For the Love of Pets
Animal Shelter Sees Success of Programs
Decreases in Pet Overpopulation Allow for More Community Outreach
Now celebrating its 30th year of operation, The Animal Shelter of the Wood River Valley (ASWRV)in Hailey is starting to reap the rewards of its programs, including the No-Cost Community Spay/Neuter Clinics and Paws for Hunger pet food bank. The Shelter used to be plagued by the same issues of dog and cat overpopulation that many other shelters across the country continue to struggle with. The Shelter is now leveraging this success to increase its community impact and expand its outreach to under-served populations.
No-Cost Community Spay/Neuter Clinics
As the first animal shelter in the State of Idaho to adopt a “no-kill” policy, instead of the mass euthanasia of otherwise adoptable animals, which is common elsewhere, the ASWRV decided to focus on prevention. Six years ago the Shelter hired a veterinarian and began offering free spay/neuter services for any Blaine County residents, in addition to the policy of spaying and neutering 100% of animals adopted through the shelter. The Shelter now alters an average of 650 dogs and cats annually.
As a result of their spay/neuter policy, community education and outreach programs, the Shelter is now seeing marked decreases in problems related to local pet overpopulation. While there are still plenty of adoptable dogs and cats in the Shelter waiting for their forever homes, Shelter staff is now able to focus on training, enrichment and other activities—rather than struggling with overcrowding—that improve the lives of the animals in their care and make them more adoptable. According to Executive Director Dr. Jo-Anne Dixon, “While we still see seasonal influxes of kittens and puppies, we are now able to absorb them into our regular population, quickly get them vaccinated, altered and adopted out into the community, resulting in a much better quality of life for all of our animals.”
According to the American Society for the Prevention of Cruelty to Animals (ASPCA), “The only method of population control that has demonstrated long-term efficacy in significantly reducing the number of animals entering animal shelters is the voluntary sterilization of owned pets.” They also identify accessibility of services and cost as two of the primary barriers to people spaying and neutering their pets. The Animal Shelter of the Wood River Valley has removed these barriers in their community through their free clinics.
Paws for Hunger
In addition to the spay/neuter programs it offers, the Shelter also partners with the Blaine County Hunger Coalition to offer a pet food bank, Paws for Hunger. This partnership helps ensure that during times of financial crisis, people don’t have to choose between feeding their family and feeding their pets. Formed during the recent economic downturn, Paws for Hunger has been instrumental in preventing a large influx of surrendered and abandoned animals coming to the Shelter from otherwise loving homes that can no longer afford to feed them. Since it began in April 2009, over 25,000 pounds of dog and cat food have been distributed to pets in need, helping an average of 45 families per month keep their beloved animals.

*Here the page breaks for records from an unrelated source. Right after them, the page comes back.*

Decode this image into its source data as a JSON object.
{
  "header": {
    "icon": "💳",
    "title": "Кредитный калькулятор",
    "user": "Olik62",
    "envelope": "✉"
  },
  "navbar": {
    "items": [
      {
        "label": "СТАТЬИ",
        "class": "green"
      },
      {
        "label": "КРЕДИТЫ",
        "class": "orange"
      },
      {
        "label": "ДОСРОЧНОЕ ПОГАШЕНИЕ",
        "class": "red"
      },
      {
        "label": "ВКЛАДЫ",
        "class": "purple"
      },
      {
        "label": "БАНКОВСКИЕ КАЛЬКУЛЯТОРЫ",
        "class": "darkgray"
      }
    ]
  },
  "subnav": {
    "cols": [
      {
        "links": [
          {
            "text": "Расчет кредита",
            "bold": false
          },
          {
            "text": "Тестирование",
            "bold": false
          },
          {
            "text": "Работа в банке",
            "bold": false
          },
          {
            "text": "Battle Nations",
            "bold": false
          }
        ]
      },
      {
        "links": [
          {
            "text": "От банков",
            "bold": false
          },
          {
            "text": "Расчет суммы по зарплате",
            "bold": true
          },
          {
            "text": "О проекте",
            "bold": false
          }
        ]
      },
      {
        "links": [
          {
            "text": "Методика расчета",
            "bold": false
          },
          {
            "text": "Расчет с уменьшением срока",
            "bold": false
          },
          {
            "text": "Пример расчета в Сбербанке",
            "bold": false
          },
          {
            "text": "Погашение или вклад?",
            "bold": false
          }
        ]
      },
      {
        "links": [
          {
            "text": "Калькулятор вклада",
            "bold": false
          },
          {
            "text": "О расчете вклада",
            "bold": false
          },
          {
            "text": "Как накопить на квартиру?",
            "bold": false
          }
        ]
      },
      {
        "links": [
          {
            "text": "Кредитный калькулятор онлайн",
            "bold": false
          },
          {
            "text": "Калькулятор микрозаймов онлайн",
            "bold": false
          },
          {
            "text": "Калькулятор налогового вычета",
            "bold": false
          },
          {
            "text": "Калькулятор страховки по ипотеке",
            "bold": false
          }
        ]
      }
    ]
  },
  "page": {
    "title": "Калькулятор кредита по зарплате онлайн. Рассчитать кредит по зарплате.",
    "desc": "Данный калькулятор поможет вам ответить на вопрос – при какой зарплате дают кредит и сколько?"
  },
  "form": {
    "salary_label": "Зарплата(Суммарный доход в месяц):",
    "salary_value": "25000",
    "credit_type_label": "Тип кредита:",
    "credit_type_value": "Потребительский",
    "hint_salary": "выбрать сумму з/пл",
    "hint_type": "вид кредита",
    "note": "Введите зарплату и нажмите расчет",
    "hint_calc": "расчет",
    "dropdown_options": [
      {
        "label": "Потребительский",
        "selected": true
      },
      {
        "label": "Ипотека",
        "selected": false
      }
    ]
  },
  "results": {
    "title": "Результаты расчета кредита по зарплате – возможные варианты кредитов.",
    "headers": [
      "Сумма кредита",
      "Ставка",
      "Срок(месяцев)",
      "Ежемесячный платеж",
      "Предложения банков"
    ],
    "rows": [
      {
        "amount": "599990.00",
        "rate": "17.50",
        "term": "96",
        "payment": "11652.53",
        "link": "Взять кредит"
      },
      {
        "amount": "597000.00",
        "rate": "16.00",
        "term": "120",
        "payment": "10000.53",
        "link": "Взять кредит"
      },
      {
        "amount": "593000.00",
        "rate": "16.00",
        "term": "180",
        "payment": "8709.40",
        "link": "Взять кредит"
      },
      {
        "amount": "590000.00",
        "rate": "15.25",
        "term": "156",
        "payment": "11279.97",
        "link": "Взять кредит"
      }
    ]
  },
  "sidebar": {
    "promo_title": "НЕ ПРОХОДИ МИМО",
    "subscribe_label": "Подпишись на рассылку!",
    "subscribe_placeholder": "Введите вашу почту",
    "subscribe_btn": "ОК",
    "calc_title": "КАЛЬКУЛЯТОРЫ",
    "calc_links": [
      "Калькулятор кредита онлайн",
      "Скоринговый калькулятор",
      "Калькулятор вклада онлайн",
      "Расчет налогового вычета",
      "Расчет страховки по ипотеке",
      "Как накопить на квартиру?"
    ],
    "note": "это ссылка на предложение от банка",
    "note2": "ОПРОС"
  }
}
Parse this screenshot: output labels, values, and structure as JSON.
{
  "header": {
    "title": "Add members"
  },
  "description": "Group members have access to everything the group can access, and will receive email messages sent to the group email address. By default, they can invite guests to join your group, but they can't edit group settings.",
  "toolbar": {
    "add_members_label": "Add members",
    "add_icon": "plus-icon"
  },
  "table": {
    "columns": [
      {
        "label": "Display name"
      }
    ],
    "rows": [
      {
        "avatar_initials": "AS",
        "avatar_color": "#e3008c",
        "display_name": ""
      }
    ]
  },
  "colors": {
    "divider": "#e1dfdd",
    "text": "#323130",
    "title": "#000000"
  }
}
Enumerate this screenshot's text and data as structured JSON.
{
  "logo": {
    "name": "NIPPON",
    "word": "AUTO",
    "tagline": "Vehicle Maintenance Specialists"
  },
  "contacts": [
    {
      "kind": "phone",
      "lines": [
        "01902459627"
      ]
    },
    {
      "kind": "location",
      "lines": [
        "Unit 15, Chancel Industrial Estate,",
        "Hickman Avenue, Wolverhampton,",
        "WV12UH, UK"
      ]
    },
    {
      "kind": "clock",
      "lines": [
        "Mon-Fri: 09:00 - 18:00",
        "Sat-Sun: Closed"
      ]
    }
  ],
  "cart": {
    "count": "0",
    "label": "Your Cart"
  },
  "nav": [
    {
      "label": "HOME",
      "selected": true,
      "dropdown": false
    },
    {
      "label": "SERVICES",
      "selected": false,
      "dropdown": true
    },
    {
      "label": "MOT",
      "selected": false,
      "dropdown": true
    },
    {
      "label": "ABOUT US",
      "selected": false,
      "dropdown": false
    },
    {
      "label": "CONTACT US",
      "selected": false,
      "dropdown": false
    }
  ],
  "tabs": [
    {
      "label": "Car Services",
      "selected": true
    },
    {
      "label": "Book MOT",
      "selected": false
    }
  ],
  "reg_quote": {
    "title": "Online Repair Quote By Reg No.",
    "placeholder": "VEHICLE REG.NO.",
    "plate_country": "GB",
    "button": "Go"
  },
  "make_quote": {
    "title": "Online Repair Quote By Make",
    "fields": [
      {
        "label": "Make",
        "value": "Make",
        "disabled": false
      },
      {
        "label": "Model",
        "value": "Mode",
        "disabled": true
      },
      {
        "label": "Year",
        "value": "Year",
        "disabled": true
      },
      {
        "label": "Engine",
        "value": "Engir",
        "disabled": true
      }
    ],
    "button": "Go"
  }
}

Paws for Hunger is the newest Shelter program and has expanded their outreach to under-served populations in Blaine County. In August, the Shelter staff organized an event at the Balmoral apartment complex in Hailey, offering free rabies shots, collars and identification tags to over 35 families and their pets. Of the families who received services, many did not know about the Shelter’s free spay/neuter clinics and were able to sign up that day to get their pets altered. By expanding outreach programs like this, the Shelter is hoping to make even more progress in the fight against pet overpopulation, preventing animal homelessness at its source.
The success the Shelter has seen in preventing overcrowding in their facility enables them to focus on the health and well-being of their animals, in addition to their various community programs. These programs include weekly animal visits to the Senior Center, providing valuable companionship to the elderly, Hikin’ Buddies and Town Walks, giving the dogs socialization opportunities with potential adopters. Dr. Dixon said, “We are proud to offer quality services that clearly make an impact on our community and its animal population, not just helping the animals, but increasing the quality of life for all of us by connecting people and animals in transformative ways.”
If you are a Blaine County resident and have a dog or cat this is not yet spayed or neutered, please call the Animal Shelter at 208-788-4351 to sign up for the Community No-Cost Spay/Neuter Clinic today.
In 2011 alone, more than 1200 animals received vital services from the Shelter. This includes 390 animal adoptions, 259 lost animals reunited with their owners, 332 Blaine County pets spayed or neutered at our no-cost Spay/Neuter Clinic and over 10,600 pounds of food distributed through our Paws for Hunger partnership with The Hunger Coalition.
Now celebrating its 30th year of operation, the Animal Shelter of the Wood River Valley is funded almost entirely by private donations and grants.For more information call the number listed above or visit their website at www.animalshelterwrv.org.